Updated: Oct 25
Recently I’ve been doing some interviews with dear friends, and new friends. I’ve been learning how to turn my book Yoga With Nature into an online course (so much to learn!), and part of that is learning about what others think of Yoga…and Nature - can the two be combined, or even was Nature originally part of Yoga (spoiler: that’s what I think).
The conversations have been amazing and I have to admit I have been surprised by some of the answers - well paradoxically surprised and really not so surprised at the same time.

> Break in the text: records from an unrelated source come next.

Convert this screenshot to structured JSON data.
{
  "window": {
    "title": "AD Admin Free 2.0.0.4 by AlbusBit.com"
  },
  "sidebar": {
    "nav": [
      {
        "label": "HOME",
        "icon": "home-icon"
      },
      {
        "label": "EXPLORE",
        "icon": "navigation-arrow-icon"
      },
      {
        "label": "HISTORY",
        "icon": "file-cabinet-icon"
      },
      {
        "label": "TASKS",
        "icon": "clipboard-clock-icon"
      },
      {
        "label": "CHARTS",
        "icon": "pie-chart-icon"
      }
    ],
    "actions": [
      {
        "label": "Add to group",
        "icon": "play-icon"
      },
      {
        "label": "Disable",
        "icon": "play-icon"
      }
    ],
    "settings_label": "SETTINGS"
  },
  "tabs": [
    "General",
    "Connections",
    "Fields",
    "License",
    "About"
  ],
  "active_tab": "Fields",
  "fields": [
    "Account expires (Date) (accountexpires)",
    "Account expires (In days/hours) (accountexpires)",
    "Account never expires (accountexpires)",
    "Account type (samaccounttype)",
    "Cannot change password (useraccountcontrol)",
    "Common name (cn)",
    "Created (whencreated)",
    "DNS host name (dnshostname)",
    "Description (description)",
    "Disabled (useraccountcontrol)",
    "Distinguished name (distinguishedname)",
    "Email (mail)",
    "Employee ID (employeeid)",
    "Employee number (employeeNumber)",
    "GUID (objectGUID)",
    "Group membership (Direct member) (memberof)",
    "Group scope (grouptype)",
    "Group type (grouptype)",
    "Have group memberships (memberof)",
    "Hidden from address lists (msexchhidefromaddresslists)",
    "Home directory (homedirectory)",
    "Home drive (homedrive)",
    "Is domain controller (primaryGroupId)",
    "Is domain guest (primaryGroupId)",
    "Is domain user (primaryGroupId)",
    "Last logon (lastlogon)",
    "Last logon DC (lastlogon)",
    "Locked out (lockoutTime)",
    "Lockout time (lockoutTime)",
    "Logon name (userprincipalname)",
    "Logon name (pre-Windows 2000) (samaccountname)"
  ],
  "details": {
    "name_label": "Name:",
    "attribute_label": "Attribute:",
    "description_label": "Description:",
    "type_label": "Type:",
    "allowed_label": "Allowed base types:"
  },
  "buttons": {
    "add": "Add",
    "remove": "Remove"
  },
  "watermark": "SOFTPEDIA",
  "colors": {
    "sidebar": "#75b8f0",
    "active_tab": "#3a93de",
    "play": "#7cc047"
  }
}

It seems answering the question “How do you define Yoga?” was actually not straightforward - in fact the only thing that seemed the same in everyone’s answer was a big sigh, followed by a deep breath in, then “Great question”....a moment later, almost a vomit like answer of “well, union” the ‘of course’ was implied…then another deep breath in as one eye went inward searching for the words to describe this vast practice. The words as varied as the speaker but a general consensus that they just couldn’t “quite put their finger on it” - which considering that many of us have been practicing for years, somehow in all the classes, courses and trainings we haven't REALLY delved into what Yoga is.
Over the years of teaching Yoga With Nature I’ve learned that one of the biggest hurdles to understanding the natural parts of practice, ourselves…is to understand what Yoga is…and isn’t.
AND in doing so arrive at a place where there is clarity in that understanding.
Paradoxically…ironically…I find it most helpful to create a little division first - to separate the practice from the experience. It seems to take the vastness, the bigness, the broadness out of the discussion so that we may be able to get a little clearer. For in fact the practice and the experience are not the same thing…and yet there is something that unites them - we’ll get to that.
I’ve made two pretty diagrams (cause I love pretty things) encasing the descriptions, one for the practice, and one for the experience:
In dividing the practice from the experience we have an opportunity to explore the space between them so that we may contemplate what brings these two together, the yoke, the union of the practice and the experience. The definition of what IS Yoga lies between the two...and there is a definition that is both succinct and encompassing.
By exploring this space we will find a succinct definition that encapsulates both the practice and the experience; as Albert Einstein says “if we can’t explain it simply, then we don’t know it well enough”.
This is one of the many topics coming up in the Pilot program this fall (Nov 1 2022). If you are keen to learn more please email me and we can chat: littlemaetree *at* yahoo *dot* ca